Your Pain Is Our Pleasure

Pain in the English offers proofreading services for short-form writing such as press releases, job applications, or marketing copy. 24 hour turnaround. Learn More


Joined: May 20, 2011  (email not validated)
Comments posted: 1
Votes received: 5

No user description provided.

Recent Comments

"To say 'England [is] on the attack' would infer the country of England as a whole was on the attack. England as a country is not on the attack, but a team of players representing England are on attack."
The context where this phrase is being used is a football game. In this context, it can be assumed that saying, "England is on the attack" is referring to the English national football team, and not the English military. For example, if one was to hear, "England is on the attack" on the local news, one would assume that the English military is attacking another country.
Using YOUR logic, saying, "England are on the attack" during a football broadcast would infer that the individual citizens of England were on the attack. This is obviously not the case because that interpretation would be completely out of context.

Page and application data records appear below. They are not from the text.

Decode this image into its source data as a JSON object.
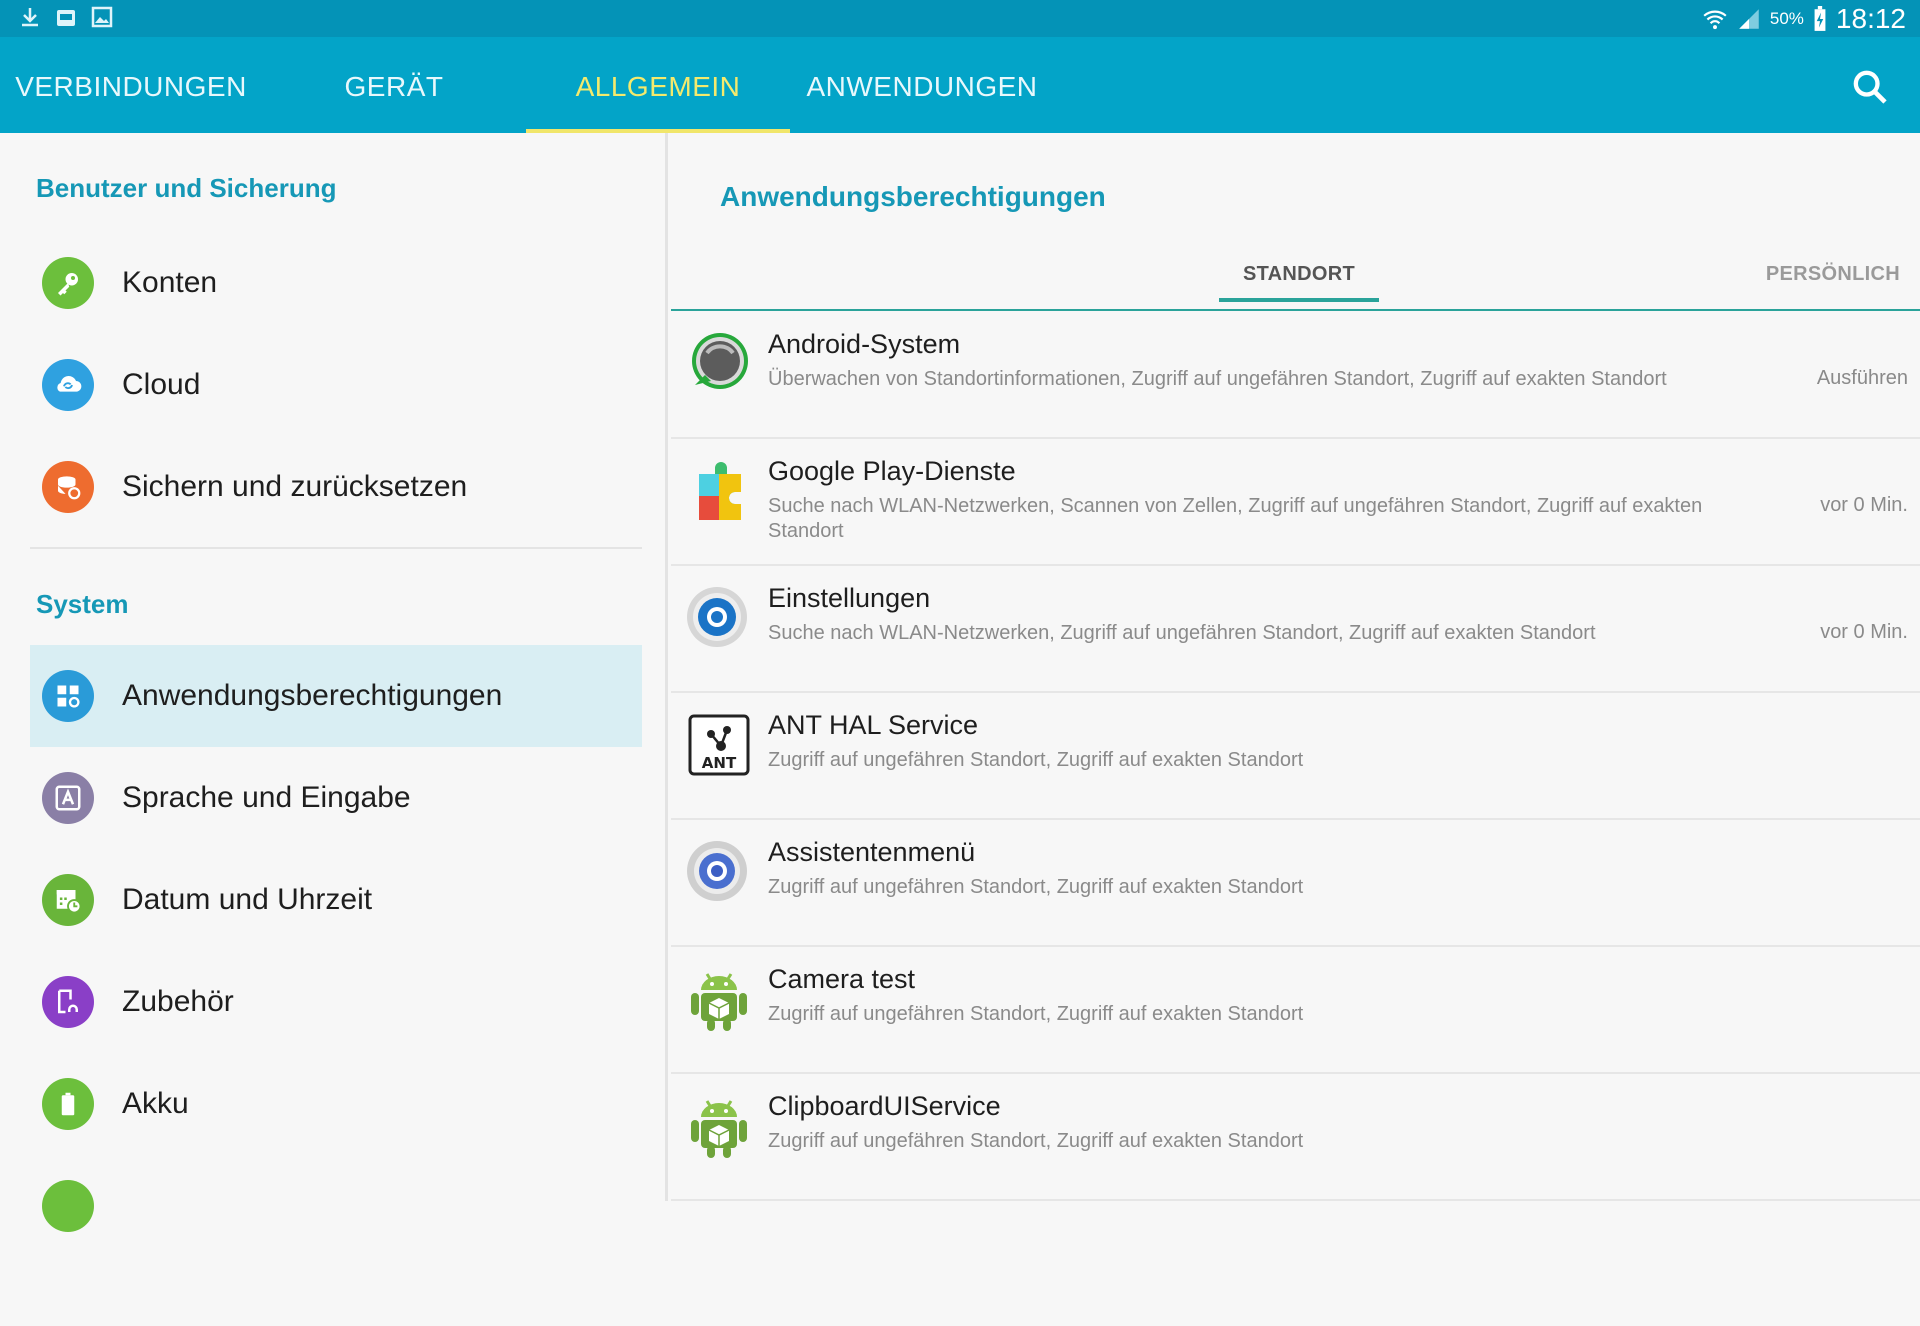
{
  "statusbar": {
    "battery": "50%",
    "time": "18:12"
  },
  "tabs": [
    {
      "label": "VERBINDUNGEN"
    },
    {
      "label": "GERÄT"
    },
    {
      "label": "ALLGEMEIN"
    },
    {
      "label": "ANWENDUNGEN"
    }
  ],
  "left": {
    "section1": "Benutzer und Sicherung",
    "section2": "System",
    "items": [
      {
        "label": "Konten",
        "color": "#6cbf3c"
      },
      {
        "label": "Cloud",
        "color": "#2fa1e0"
      },
      {
        "label": "Sichern und zurücksetzen",
        "color": "#ee6c2f"
      },
      {
        "label": "Anwendungsberechtigungen",
        "color": "#2a9bd8"
      },
      {
        "label": "Sprache und Eingabe",
        "color": "#8a7fa6"
      },
      {
        "label": "Datum und Uhrzeit",
        "color": "#69b53a"
      },
      {
        "label": "Zubehör",
        "color": "#8a3fc7"
      },
      {
        "label": "Akku",
        "color": "#6cbf3c"
      }
    ]
  },
  "right": {
    "title": "Anwendungsberechtigungen",
    "subtabs": [
      "STANDORT",
      "PERSÖNLICH"
    ],
    "apps": [
      {
        "name": "Android-System",
        "desc": "Überwachen von Standortinformationen, Zugriff auf ungefähren Standort, Zugriff auf exakten Standort",
        "time": "Ausführen",
        "icon": "android-system-icon"
      },
      {
        "name": "Google Play-Dienste",
        "desc": "Suche nach WLAN-Netzwerken, Scannen von Zellen, Zugriff auf ungefähren Standort, Zugriff auf exakten Standort",
        "time": "vor 0 Min.",
        "icon": "google-play-services-icon"
      },
      {
        "name": "Einstellungen",
        "desc": "Suche nach WLAN-Netzwerken, Zugriff auf ungefähren Standort, Zugriff auf exakten Standort",
        "time": "vor 0 Min.",
        "icon": "settings-gear-icon"
      },
      {
        "name": "ANT HAL Service",
        "desc": "Zugriff auf ungefähren Standort, Zugriff auf exakten Standort",
        "time": "",
        "icon": "ant-icon"
      },
      {
        "name": "Assistentenmenü",
        "desc": "Zugriff auf ungefähren Standort, Zugriff auf exakten Standort",
        "time": "",
        "icon": "assistant-gear-icon"
      },
      {
        "name": "Camera test",
        "desc": "Zugriff auf ungefähren Standort, Zugriff auf exakten Standort",
        "time": "",
        "icon": "android-robot-icon"
      },
      {
        "name": "ClipboardUIService",
        "desc": "Zugriff auf ungefähren Standort, Zugriff auf exakten Standort",
        "time": "",
        "icon": "android-robot-icon"
      }
    ]
  },
  "colors": {
    "statusbar": "#0493b7",
    "tabbar": "#03a4c8",
    "active_tab": "#f4ea6d",
    "section_title": "#1698b6",
    "accent": "#2aa39a"
  }
}
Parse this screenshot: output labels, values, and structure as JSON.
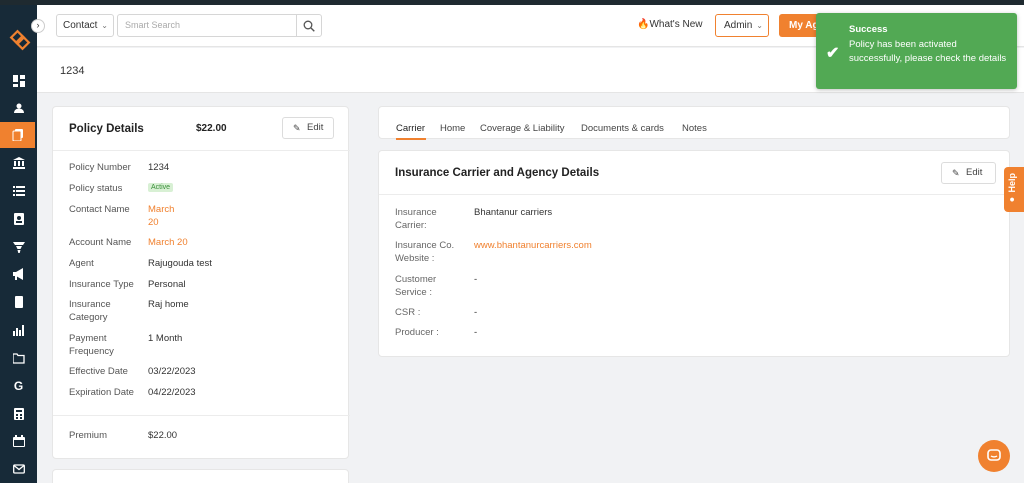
{
  "header": {
    "entity_dropdown": "Contact",
    "search_placeholder": "Smart Search",
    "whats_new": "What's New",
    "role_dropdown": "Admin",
    "my_agency_button": "My Ag"
  },
  "page": {
    "title": "1234"
  },
  "toast": {
    "title": "Success",
    "message": "Policy has been activated successfully, please check the details",
    "color": "#52a954"
  },
  "policy_details": {
    "title": "Policy Details",
    "price": "$22.00",
    "edit_label": "Edit",
    "rows": [
      {
        "label": "Policy Number",
        "value": "1234"
      },
      {
        "label": "Policy status",
        "value": "Active"
      },
      {
        "label": "Contact Name",
        "value": "March 20"
      },
      {
        "label": "Account Name",
        "value": "March 20"
      },
      {
        "label": "Agent",
        "value": "Rajugouda test"
      },
      {
        "label": "Insurance Type",
        "value": "Personal"
      },
      {
        "label": "Insurance Category",
        "value": "Raj home"
      },
      {
        "label": "Payment Frequency",
        "value": "1 Month"
      },
      {
        "label": "Effective Date",
        "value": "03/22/2023"
      },
      {
        "label": "Expiration Date",
        "value": "04/22/2023"
      }
    ],
    "premium": {
      "label": "Premium",
      "value": "$22.00"
    }
  },
  "tabs": [
    "Carrier",
    "Home",
    "Coverage & Liability",
    "Documents & cards",
    "Notes"
  ],
  "carrier_details": {
    "title": "Insurance Carrier and Agency Details",
    "edit_label": "Edit",
    "rows": [
      {
        "label": "Insurance Carrier:",
        "value": "Bhantanur carriers"
      },
      {
        "label": "Insurance Co. Website :",
        "value": "www.bhantanurcarriers.com"
      },
      {
        "label": "Customer Service :",
        "value": "-"
      },
      {
        "label": "CSR :",
        "value": "-"
      },
      {
        "label": "Producer :",
        "value": "-"
      }
    ]
  },
  "help_tab": "Help",
  "colors": {
    "accent": "#f0812f",
    "sidebar": "#172a38",
    "success": "#52a954"
  },
  "sidebar_icons": [
    "dashboard-icon",
    "contacts-icon",
    "policies-icon",
    "bank-icon",
    "list-icon",
    "id-card-icon",
    "funnel-icon",
    "megaphone-icon",
    "document-icon",
    "reports-icon",
    "folder-icon",
    "google-icon",
    "calculator-icon",
    "calendar-icon",
    "mail-icon"
  ]
}
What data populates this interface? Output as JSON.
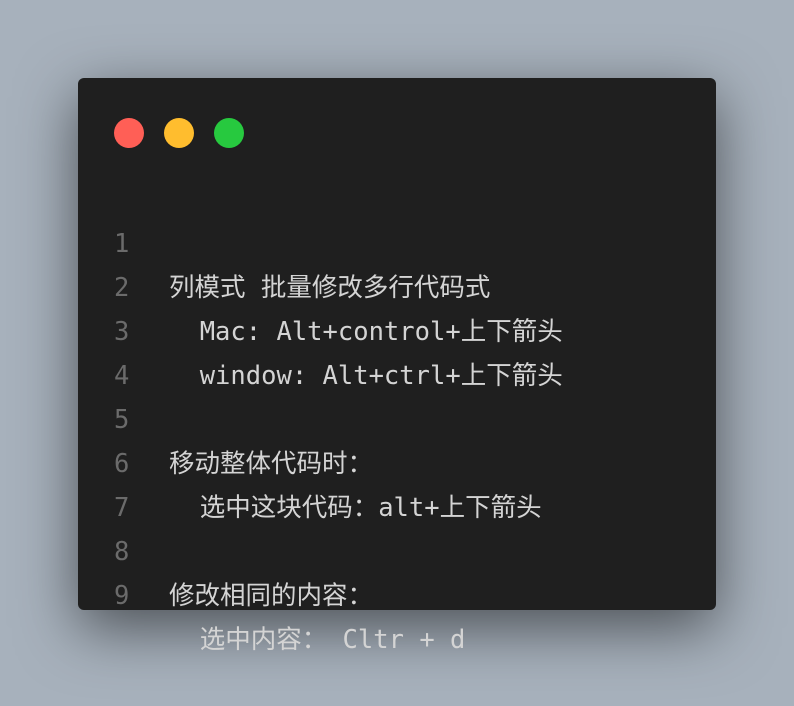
{
  "window": {
    "controls": {
      "close_color": "#ff5f56",
      "minimize_color": "#ffbd2e",
      "zoom_color": "#27c93f"
    },
    "lines": [
      {
        "number": "1",
        "text": "列模式 批量修改多行代码式"
      },
      {
        "number": "2",
        "text": "  Mac: Alt+control+上下箭头"
      },
      {
        "number": "3",
        "text": "  window: Alt+ctrl+上下箭头"
      },
      {
        "number": "4",
        "text": ""
      },
      {
        "number": "5",
        "text": "移动整体代码时："
      },
      {
        "number": "6",
        "text": "  选中这块代码：alt+上下箭头"
      },
      {
        "number": "7",
        "text": ""
      },
      {
        "number": "8",
        "text": "修改相同的内容："
      },
      {
        "number": "9",
        "text": "  选中内容： Cltr + d"
      }
    ]
  }
}
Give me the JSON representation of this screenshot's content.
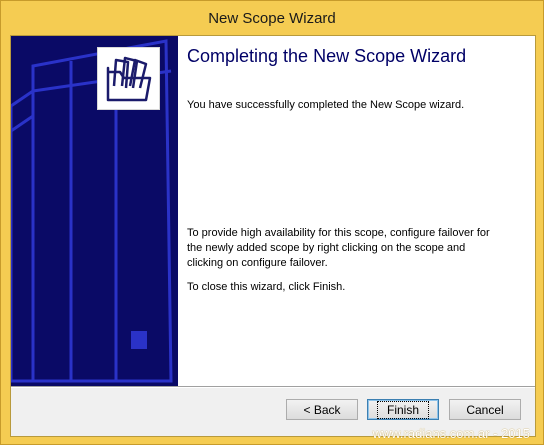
{
  "window": {
    "title": "New Scope Wizard"
  },
  "wizard": {
    "heading": "Completing the New Scope Wizard",
    "success_text": "You have successfully completed the New Scope wizard.",
    "failover_text": "To provide high availability for this scope, configure failover for the newly added scope by right clicking on the scope and clicking on configure failover.",
    "close_text": "To close this wizard, click Finish."
  },
  "buttons": {
    "back_label": "< Back",
    "finish_label": "Finish",
    "cancel_label": "Cancel"
  },
  "icons": {
    "banner_icon": "folder-icon"
  },
  "colors": {
    "banner": "#0a0a66",
    "heading": "#000066",
    "window_frame": "#f5cc52"
  },
  "watermark": "www.radians.com.ar - 2015"
}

That said, I agree with what providencejim said. I believe that the base of this confusion is a cultural difference between the US and the UK. I am an American and I have always found the usage of plural by the British very odd. In general, I find that football teams are ambiguously named: Birmingham City, Manchester City, Barcelona, Real Madrid, Aston Villa, Inter, Milan, Ajax, etc; compared to American football teams: Chicago Bears, Atlanta Falcons, Jacksonville Jaguars, Miami Dolphins, San Francisco 49ers, etc. This is the key to the discrepancy. When Americans want to refer to an NFL team as an organization we use the city and when we want to refer to an NFL team as the collection of players, coaches, and fans, we use the team name. For example, “Chicago is beating Green Bay” and, “The Texans are doing well this year.” Since football fans across the world generally only have one name to choose from, they say, "Birmingham are" and, "Birmingham is" based on the desired usage. I don't understand why the British and others INSIST upon using the plural even when the singular should be used. My only explanation would be either habit or stubbornness, or both. I recognize that there are times when a team should be referred to as a team of players, coaches, and fans, yet there are also times when a team should be referred to as a single entity.

chauncybillups May 20, 2011, 10:56pm

5 votes    Permalink    Report Abuse